Exercise description: With the pictures left out, please write out exactly each line from the one containing "Enumerate this screenshot's" through the end of the material.

*** Opening Source data ***

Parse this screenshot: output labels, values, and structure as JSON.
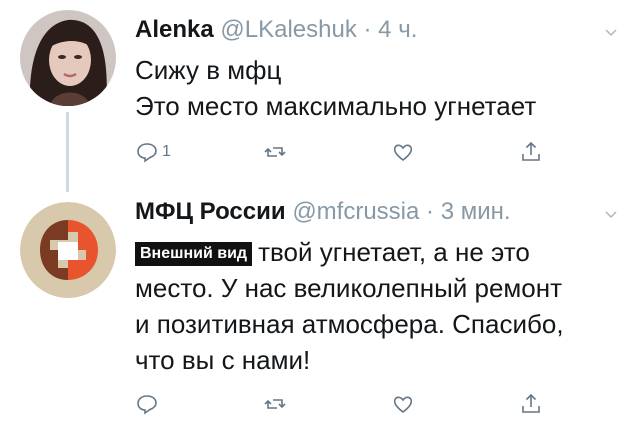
{
  "tweets": [
    {
      "author_name": "Alenka",
      "handle": "@LKaleshuk",
      "separator": "·",
      "time": "4 ч.",
      "lines": [
        "Сижу в мфц",
        "Это место максимально угнетает"
      ],
      "actions": {
        "reply_count": "1"
      },
      "avatar": "profile-photo"
    },
    {
      "author_name": "МФЦ России",
      "handle": "@mfcrussia",
      "separator": "·",
      "time": "3 мин.",
      "overlay_label": "Внешний вид",
      "first_line_rest": "твой угнетает, а не это",
      "lines": [
        "место. У нас великолепный ремонт",
        "и позитивная атмосфера. Спасибо,",
        "что вы с нами!"
      ],
      "avatar": "mfc-logo"
    }
  ],
  "colors": {
    "secondary_text": "#8899a6",
    "icon": "#657786",
    "logo_brown": "#7a3b22",
    "logo_orange": "#e8542d",
    "logo_beige": "#d8c9ad"
  }
}
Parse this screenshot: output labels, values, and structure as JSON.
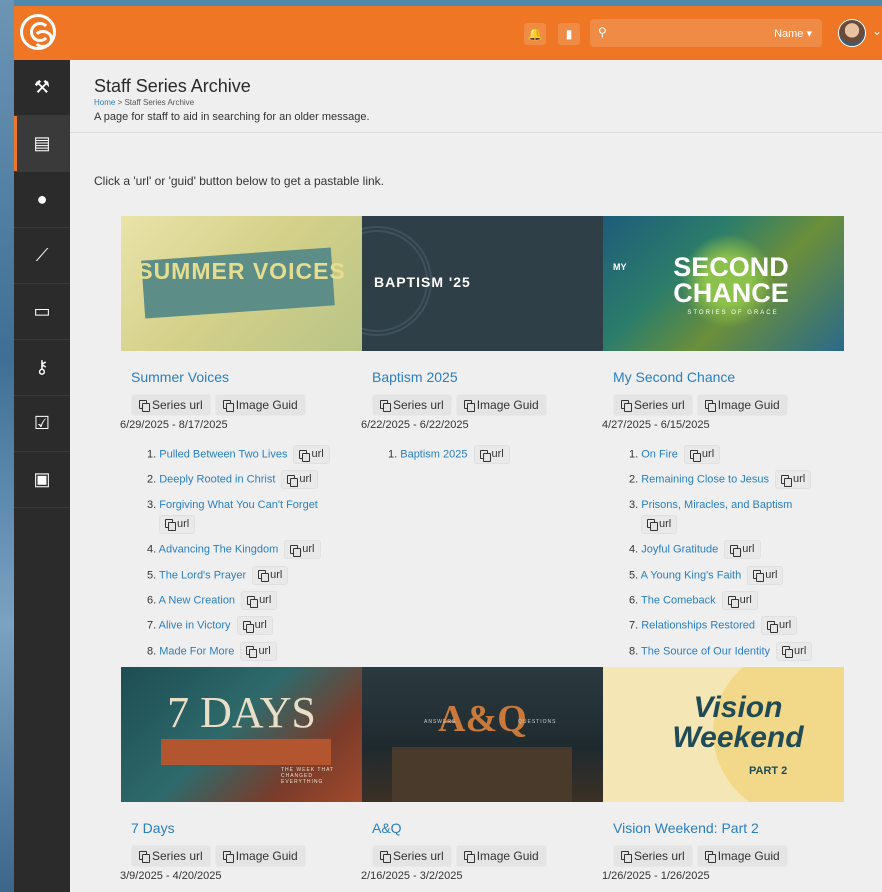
{
  "topbar": {
    "search_placeholder": "",
    "name_label": "Name ▾",
    "avatar_chevron": "⌄"
  },
  "sidebar": {
    "items": [
      {
        "icon": "gavel-icon",
        "glyph": "⚒"
      },
      {
        "icon": "book-icon",
        "glyph": "▤"
      },
      {
        "icon": "person-icon",
        "glyph": "●"
      },
      {
        "icon": "chart-icon",
        "glyph": "⟋"
      },
      {
        "icon": "money-icon",
        "glyph": "▭"
      },
      {
        "icon": "wrench-icon",
        "glyph": "⚷"
      },
      {
        "icon": "checkbox-icon",
        "glyph": "☑"
      },
      {
        "icon": "briefcase-icon",
        "glyph": "▣"
      }
    ]
  },
  "page": {
    "title": "Staff Series Archive",
    "breadcrumb_home": "Home",
    "breadcrumb_sep": " > ",
    "breadcrumb_current": "Staff Series Archive",
    "subtitle": "A page for staff to aid in searching for an older message.",
    "instruction": "Click a 'url' or 'guid' button below to get a pastable link."
  },
  "buttons": {
    "series_url": "Series url",
    "image_guid": "Image Guid",
    "url": "url"
  },
  "series": [
    {
      "title": "Summer Voices",
      "dates": "6/29/2025 - 8/17/2025",
      "image_text": "SUMMER VOICES",
      "messages": [
        "Pulled Between Two Lives",
        "Deeply Rooted in Christ",
        "Forgiving What You Can't Forget",
        "Advancing The Kingdom",
        "The Lord's Prayer",
        "A New Creation",
        "Alive in Victory",
        "Made For More"
      ]
    },
    {
      "title": "Baptism 2025",
      "dates": "6/22/2025 - 6/22/2025",
      "image_text": "BAPTISM '25",
      "messages": [
        "Baptism 2025"
      ]
    },
    {
      "title": "My Second Chance",
      "dates": "4/27/2025 - 6/15/2025",
      "image_text": "SECOND CHANCE",
      "image_small": "MY",
      "image_caption": "STORIES OF GRACE",
      "messages": [
        "On Fire",
        "Remaining Close to Jesus",
        "Prisons, Miracles, and Baptism",
        "Joyful Gratitude",
        "A Young King's Faith",
        "The Comeback",
        "Relationships Restored",
        "The Source of Our Identity"
      ]
    },
    {
      "title": "7 Days",
      "dates": "3/9/2025 - 4/20/2025",
      "image_text": "7 DAYS",
      "image_caption": "THE WEEK THAT CHANGED EVERYTHING",
      "messages": []
    },
    {
      "title": "A&Q",
      "dates": "2/16/2025 - 3/2/2025",
      "image_text": "A&Q",
      "image_left": "ANSWERS",
      "image_right": "QUESTIONS",
      "messages": []
    },
    {
      "title": "Vision Weekend: Part 2",
      "dates": "1/26/2025 - 1/26/2025",
      "image_text": "Vision Weekend",
      "image_caption": "PART 2",
      "messages": []
    }
  ]
}
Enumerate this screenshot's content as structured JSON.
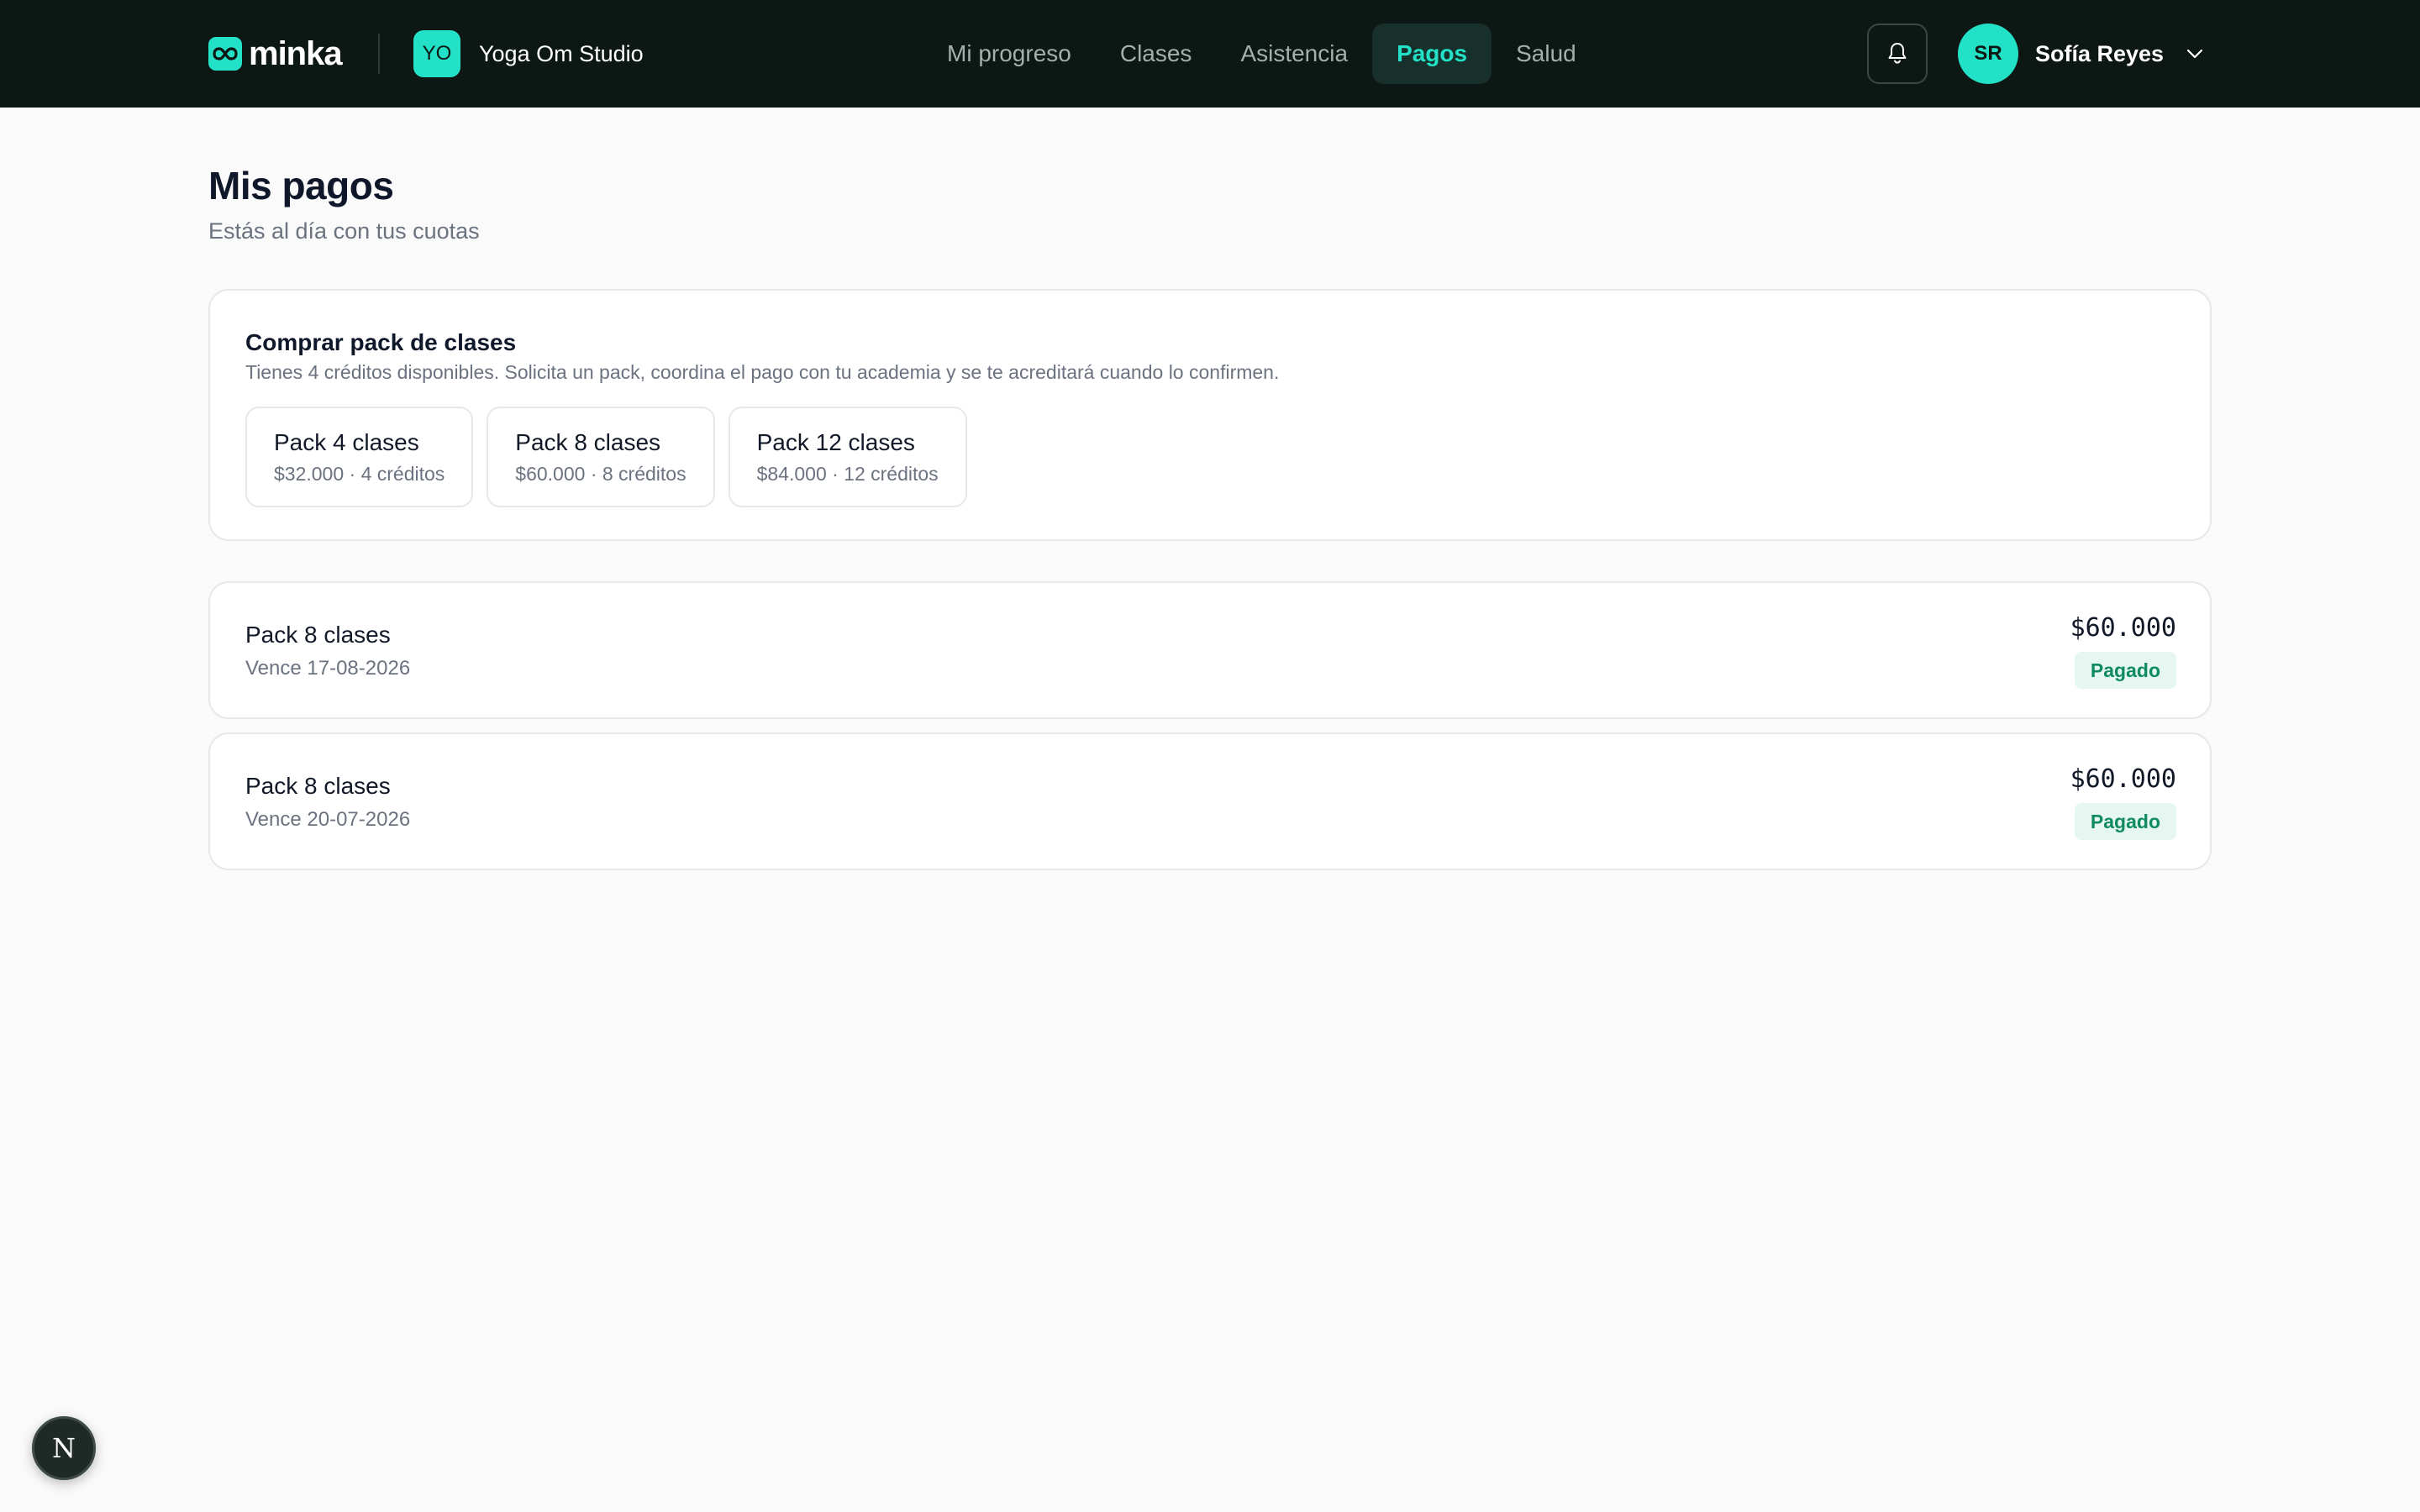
{
  "brand": {
    "name": "minka",
    "icon": "infinity-logo-icon",
    "accent": "#22e1c6"
  },
  "studio": {
    "initials": "YO",
    "name": "Yoga Om Studio"
  },
  "nav": {
    "items": [
      {
        "label": "Mi progreso"
      },
      {
        "label": "Clases"
      },
      {
        "label": "Asistencia"
      },
      {
        "label": "Pagos",
        "active": true
      },
      {
        "label": "Salud"
      }
    ]
  },
  "header_actions": {
    "notifications_icon": "bell-icon"
  },
  "user": {
    "initials": "SR",
    "name": "Sofía Reyes",
    "menu_icon": "chevron-down-icon"
  },
  "page": {
    "title": "Mis pagos",
    "subtitle": "Estás al día con tus cuotas"
  },
  "buy": {
    "title": "Comprar pack de clases",
    "description": "Tienes 4 créditos disponibles. Solicita un pack, coordina el pago con tu academia y se te acreditará cuando lo confirmen.",
    "packs": [
      {
        "name": "Pack 4 clases",
        "meta": "$32.000 · 4 créditos"
      },
      {
        "name": "Pack 8 clases",
        "meta": "$60.000 · 8 créditos"
      },
      {
        "name": "Pack 12 clases",
        "meta": "$84.000 · 12 créditos"
      }
    ]
  },
  "payments": [
    {
      "name": "Pack 8 clases",
      "due": "Vence 17-08-2026",
      "amount": "$60.000",
      "status": "Pagado"
    },
    {
      "name": "Pack 8 clases",
      "due": "Vence 20-07-2026",
      "amount": "$60.000",
      "status": "Pagado"
    }
  ],
  "dev_tools": {
    "label": "N"
  }
}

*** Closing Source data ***

Problem solution:
Enumerate this screenshot's content as structured JSON.
{
  "brand": {
    "name": "minka",
    "icon": "infinity-logo-icon",
    "accent": "#22e1c6"
  },
  "studio": {
    "initials": "YO",
    "name": "Yoga Om Studio"
  },
  "nav": {
    "items": [
      {
        "label": "Mi progreso"
      },
      {
        "label": "Clases"
      },
      {
        "label": "Asistencia"
      },
      {
        "label": "Pagos",
        "active": true
      },
      {
        "label": "Salud"
      }
    ]
  },
  "header_actions": {
    "notifications_icon": "bell-icon"
  },
  "user": {
    "initials": "SR",
    "name": "Sofía Reyes",
    "menu_icon": "chevron-down-icon"
  },
  "page": {
    "title": "Mis pagos",
    "subtitle": "Estás al día con tus cuotas"
  },
  "buy": {
    "title": "Comprar pack de clases",
    "description": "Tienes 4 créditos disponibles. Solicita un pack, coordina el pago con tu academia y se te acreditará cuando lo confirmen.",
    "packs": [
      {
        "name": "Pack 4 clases",
        "meta": "$32.000 · 4 créditos"
      },
      {
        "name": "Pack 8 clases",
        "meta": "$60.000 · 8 créditos"
      },
      {
        "name": "Pack 12 clases",
        "meta": "$84.000 · 12 créditos"
      }
    ]
  },
  "payments": [
    {
      "name": "Pack 8 clases",
      "due": "Vence 17-08-2026",
      "amount": "$60.000",
      "status": "Pagado"
    },
    {
      "name": "Pack 8 clases",
      "due": "Vence 20-07-2026",
      "amount": "$60.000",
      "status": "Pagado"
    }
  ],
  "dev_tools": {
    "label": "N"
  }
}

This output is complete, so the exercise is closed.